But what you seem to forget is that all of these factors that are in place are only there because of the patriarchal system we live in—the one that men created in the first place. And it’s up to you to dismantle it. Until you do, none of us are truly safe. Not men, not women, not transgender, queer, or non-binary people.
When women call out these negative experiences, the goal is not to create some kind of ‘man-hating’ agenda—we are not your enemy here. We ask that you truly listen and take all of our concerns, allegations, and reports seriously. Because until you do, we are not safe from abuse.
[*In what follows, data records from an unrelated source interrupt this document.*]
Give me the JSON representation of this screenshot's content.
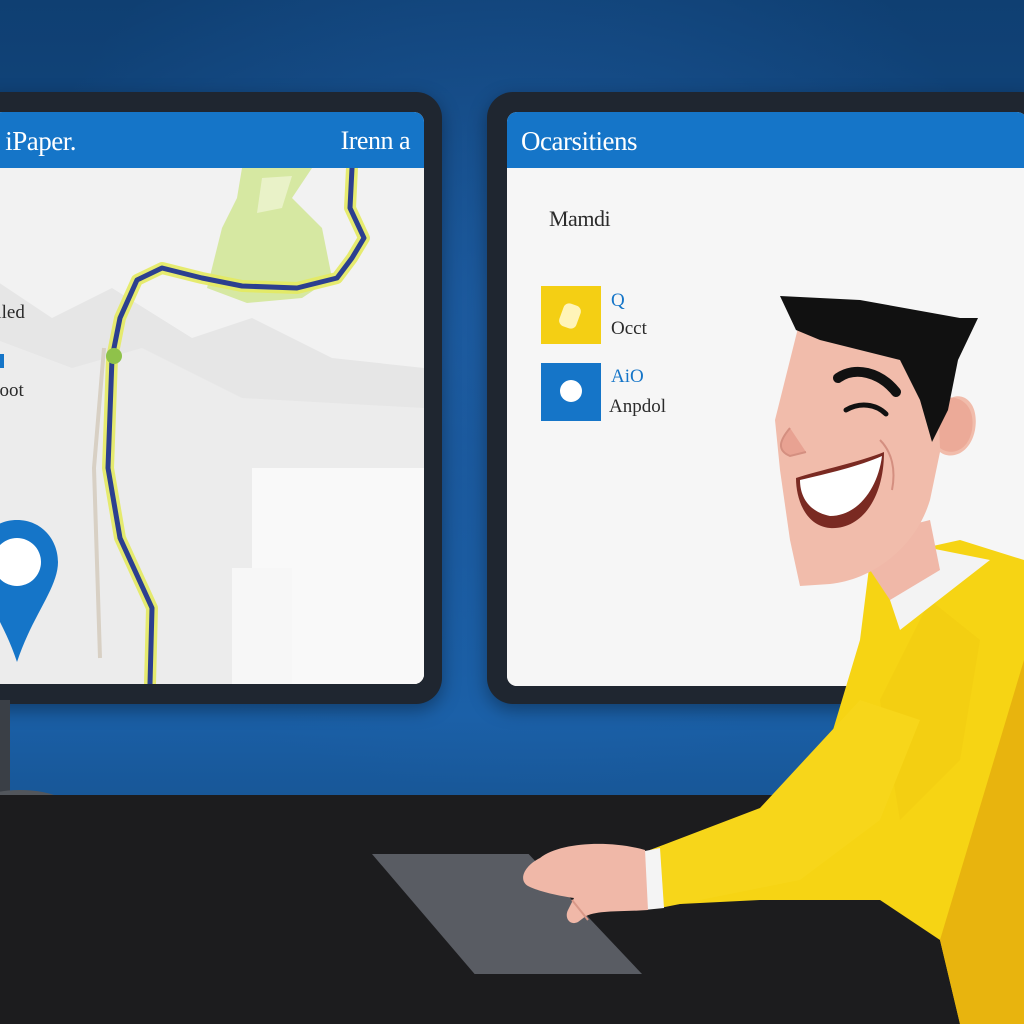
{
  "left_window": {
    "title_left": "p iPaper.",
    "title_right": "Irenn a",
    "side_label_1": "filed",
    "side_label_2": "ooot"
  },
  "right_window": {
    "title": "Ocarsitiens",
    "heading": "Mamdi",
    "options": [
      {
        "top": "Q",
        "bottom": "Occt"
      },
      {
        "top": "AiO",
        "bottom": "Anpdol"
      }
    ]
  },
  "colors": {
    "accent_blue": "#1575c8",
    "option_yellow": "#f4cf14",
    "sweater_yellow": "#f6d414",
    "route_blue": "#2c3f8f",
    "background_blue": "#15508f"
  },
  "icons": [
    "map-pin-icon",
    "route-line",
    "yellow-option-icon",
    "blue-option-icon"
  ]
}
This year, and more specifically this month, the conversation around both online bullying and toxic masculinity has been incessant. For Anti-Bullying Week 2020, as part of the Not Just A Comment campaign, Screen Shot spoke to British South Asian, gender non-conforming makeup artist Zain Shah about the hate he receives, his fight against toxic masculinity through makeup and his advice for anyone else doing the same or struggling to shake off the haters.
There’s a lot of hate, from people who don’t understand what I do. These people truly don’t want to understand and are fuelled by insecurities of their own. Being a queer POC and an individual that challenges gender stereotypes makes me a target on many different levels.
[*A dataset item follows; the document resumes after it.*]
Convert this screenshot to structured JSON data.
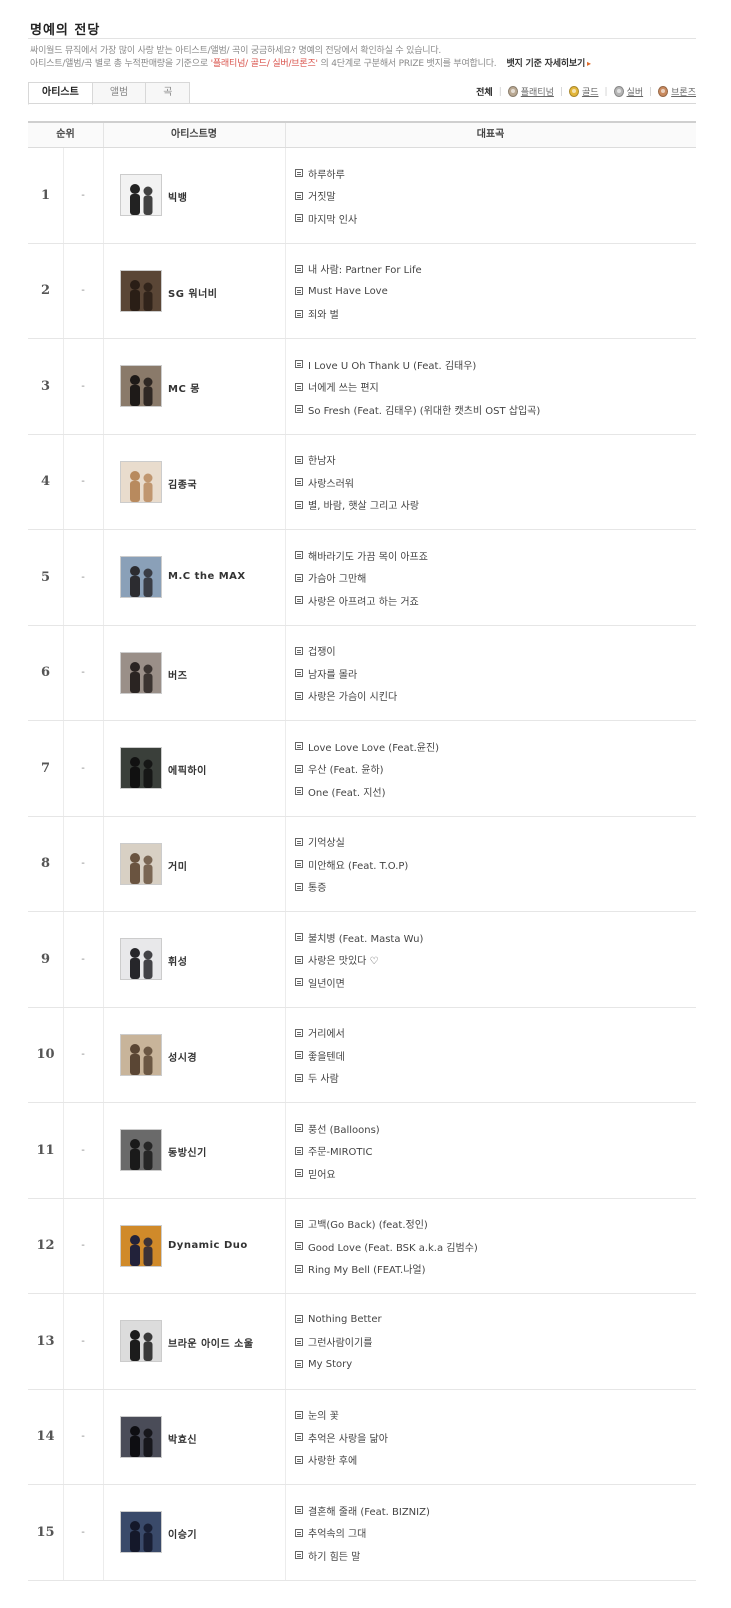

I would say thank you for speaking about a topic that so many turn a blind eye to. It’s easy to get burnt out when being a social activist, so my advice would be to protect your energy and remember to take care of yourself in the process.
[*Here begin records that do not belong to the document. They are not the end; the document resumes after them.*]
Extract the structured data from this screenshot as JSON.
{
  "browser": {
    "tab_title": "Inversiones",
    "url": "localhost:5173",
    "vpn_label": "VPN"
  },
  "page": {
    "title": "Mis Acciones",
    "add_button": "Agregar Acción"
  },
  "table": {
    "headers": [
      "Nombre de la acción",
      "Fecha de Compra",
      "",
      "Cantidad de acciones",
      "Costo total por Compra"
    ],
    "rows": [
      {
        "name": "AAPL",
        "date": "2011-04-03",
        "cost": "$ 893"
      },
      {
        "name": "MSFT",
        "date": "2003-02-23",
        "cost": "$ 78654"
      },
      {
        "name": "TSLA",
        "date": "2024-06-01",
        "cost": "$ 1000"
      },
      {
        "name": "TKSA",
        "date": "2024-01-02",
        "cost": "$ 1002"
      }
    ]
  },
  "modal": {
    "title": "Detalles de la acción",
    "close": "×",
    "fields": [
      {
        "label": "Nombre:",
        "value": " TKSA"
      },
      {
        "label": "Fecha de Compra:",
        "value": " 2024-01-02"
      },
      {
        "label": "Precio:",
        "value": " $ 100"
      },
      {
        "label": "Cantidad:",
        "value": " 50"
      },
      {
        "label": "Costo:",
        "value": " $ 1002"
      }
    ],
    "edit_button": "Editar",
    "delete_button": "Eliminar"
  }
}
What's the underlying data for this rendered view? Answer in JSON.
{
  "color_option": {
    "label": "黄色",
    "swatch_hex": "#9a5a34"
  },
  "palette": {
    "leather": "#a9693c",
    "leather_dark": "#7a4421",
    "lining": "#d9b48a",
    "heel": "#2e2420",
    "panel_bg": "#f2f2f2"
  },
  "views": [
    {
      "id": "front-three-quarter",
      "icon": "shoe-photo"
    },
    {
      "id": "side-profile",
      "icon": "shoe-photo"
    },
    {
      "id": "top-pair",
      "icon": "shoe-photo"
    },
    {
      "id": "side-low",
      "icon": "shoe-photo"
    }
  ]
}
Differences aren’t celebrated. I realised this as a young teen who enjoyed doing things society deems as typically ‘feminine’, and being called out for it at school; not just by students, but teachers too.
I don’t engage with the hate. Often, these individuals are looking to get a rise out of you or to start an argument. Nobody has power over you unless you allow them to. I choose not to give value to their opinions or to give away my precious time to negativity.
I would say that while cultures and values can give us a sense of belonging, they don’t often care about the individuals’ happiness. Prioritise yourself, and choose your happiness first.
I’ve seen other young South Asians step into their own power and reject society’s narrow standards of beauty. A few beauty brands are on the path of championing true diversity by moving past tokenising people of colour.
To be honest, I don’t factor it in anymore but I did at the start. If you’re proud of your work, nothing else matters. Stand by your art.
As I mentioned, I don’t engage with the hateful comments and messages I receive. I also give myself frequent breaks from checking my social media, especially after I post.
You’ve got to make bad choices to learn how to make better ones. Live in the moment and enjoy every aspect of what you do. Also, don’t be so hard on yourself!
Check-in with yourself and address any negative behaviours and patterns you may have. After you’ve done that, start a discussion with your friends and family and call out any ‘bullying’ that you see.
Online bullying can affect everyone, including children, teens and adults. No one should go through the distress and loneliness that the brutality of hateful comments can lead to. With the help of Ditch The Label, we found it crucial to encourage others to open up about the hurtful comments they receive in order to knock down the idea that online abuse is acceptable.
You too, share on social media a picture or a video of the meanest comments you’ve received. Use the hashtag #NotJustAComment and encourage others to do the same. Reach out to anyone who you think might be suffering from bullying and donate if you can to help support the incredible work Ditch The Label is doing!